Israel Elections: Yoaz Hendel, Chili Tropper and the failed 'mountain miracle'

“The government fell apart because there was no shul where Chili and I could talk in Ness Harim.”

UNITED BLUE and White: Chili Tropper (top left) and Yoaz Hendel (bottom right) talk with fellow incoming MKs (from left: Zvi Hauser, Miki Haimovich, Yorai Lahav Hertzanu) ahead of 21st Knesset opening session, April 2019 (photo credit: NOAM REVKIN FENTON/FLASH90)
UNITED BLUE and White: Chili Tropper (top left) and Yoaz Hendel (bottom right) talk with fellow incoming MKs (from left: Zvi Hauser, Miki Haimovich, Yorai Lahav Hertzanu) ahead of 21st Knesset opening session, April 2019
(photo credit: NOAM REVKIN FENTON/FLASH90)
The pristine village of Ness Harim is nestled inside the Jerusalem Forest with breathtaking views and cool mountain air.
It is located in the Judean Hills, eight kilometers west of Jerusalem’s Ein Kerem neighborhood, on the road to Beit Shemesh.
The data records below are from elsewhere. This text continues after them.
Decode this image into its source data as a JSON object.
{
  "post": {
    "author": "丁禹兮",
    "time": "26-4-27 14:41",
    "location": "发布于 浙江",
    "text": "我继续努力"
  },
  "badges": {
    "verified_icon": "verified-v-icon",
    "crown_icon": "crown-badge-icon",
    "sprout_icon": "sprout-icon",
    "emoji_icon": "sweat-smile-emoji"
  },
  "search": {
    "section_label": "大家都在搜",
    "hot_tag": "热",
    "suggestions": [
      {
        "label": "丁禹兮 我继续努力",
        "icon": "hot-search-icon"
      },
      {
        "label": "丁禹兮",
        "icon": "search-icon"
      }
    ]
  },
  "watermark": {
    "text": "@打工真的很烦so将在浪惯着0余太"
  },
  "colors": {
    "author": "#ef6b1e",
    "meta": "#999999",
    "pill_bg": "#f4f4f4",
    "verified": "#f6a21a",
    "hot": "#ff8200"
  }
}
The Hebrew “Ness Harim” can be translated as “Miracle of the Mountains,” but its actual meaning, taken from a verse in the Book of Isaiah, is “banner of the mountains,” a reference to a clear message from God that would be obvious to all the inhabitants of the world.
The serenity of the quiet village makes it an unlikely location for political dealmaking. But the foundations for the outgoing government were negotiated on the back benches of Ness Harim’s synagogue, across the street from the village’s small grocery store.
It was on those benches that two future cabinet ministers, Chili Tropper and Yoaz Hendel, often talked during services. Tropper was and remains the closest adviser to Blue and White leader Benny Gantz. Hendel was close to Telem Party leader Moshe Ya’alon at the time.
Tropper and Hendel are neighbors, who have in common that they both come from strong religious-Zionist homes. Hendel was raised in the Orthodox settlement Elkana and now does not wear a kippah during the week. Tropper remains fully Orthodox, but his Center-Left views are far from those of his father, former Bayit Yehudi elections committee head Rabbi Daniel Tropper.
The two friends brokered the agreement that enabled Gantz and Ya’alon to run together, which led to the formation of Blue and White with Yair Lapid. Ya’alon did not enter the government, but Hendel did, and thereby initially prevented a fourth election.
When they were sworn in as ministers, both Tropper and Hendel had high hopes that the new government would be a unifying force for the country during the coronavirus pandemic and could help heal rifts inside Israeli society.
The “reconciliation cabinet” that Tropper was supposed to head could have fit in well in Ness Harim, which prides itself on its mixed religious-secular, Ashkenazi-Sephardi, Right-Center-Left population.
But the reconciliation cabinet was never formed, and the government ended up being far from a unifying force. In the first meeting of the cabinet, Prime Minister Benjamin Netanyahu already started taking steps to show Gantz who was boss.
The bickering between the Likud and Blue and White that ensued the day the government was formed has not subsided to this day. Virtually nothing passed easily, and the election campaigns that went on for three elections never really ended.
There was no “miracle of the mountains” to keep the government together, and even the most obvious messages were left unheard and unseen.
When Hendel left Blue and White for prime ministerial hopeful Gideon Sa’ar’s New Hope Party, shortly after the government fell apart in December, Gantz fired him from his post as communications minister. Tropper remains in the cabinet, but he shares Hauser’s determination to end Netanyahu’s political career.
They are now both looking forward to the next government, when the plans they discussed on the back benches of the synagogue may finally come to fruition. Just last week, they sat together over coffee and reminisced about the days when they were in the same party.
“I respect Yoaz and still see him as a close friend,” Tropper said. “I am sorry he didn’t stick with a centrist party, but I have nothing but compliments for him. Today his party is strong and mine appears weaker, but that could change easily. Holding a new election returns Israel to the imaginary fights between Right and Left that don’t matter at a time of the coronavirus.”
Hendel said that if Blue and White crosses the threshold, the party would be a good coalition partner in the government he believes will be formed by Sa’ar. He joked that the pandemic that forced the synagogue to be closed resulted in there being no back benches for dialogue that could have kept the coalition together.
“The government fell apart because there was no shul where Chili and I could talk in Ness Harim,” he said.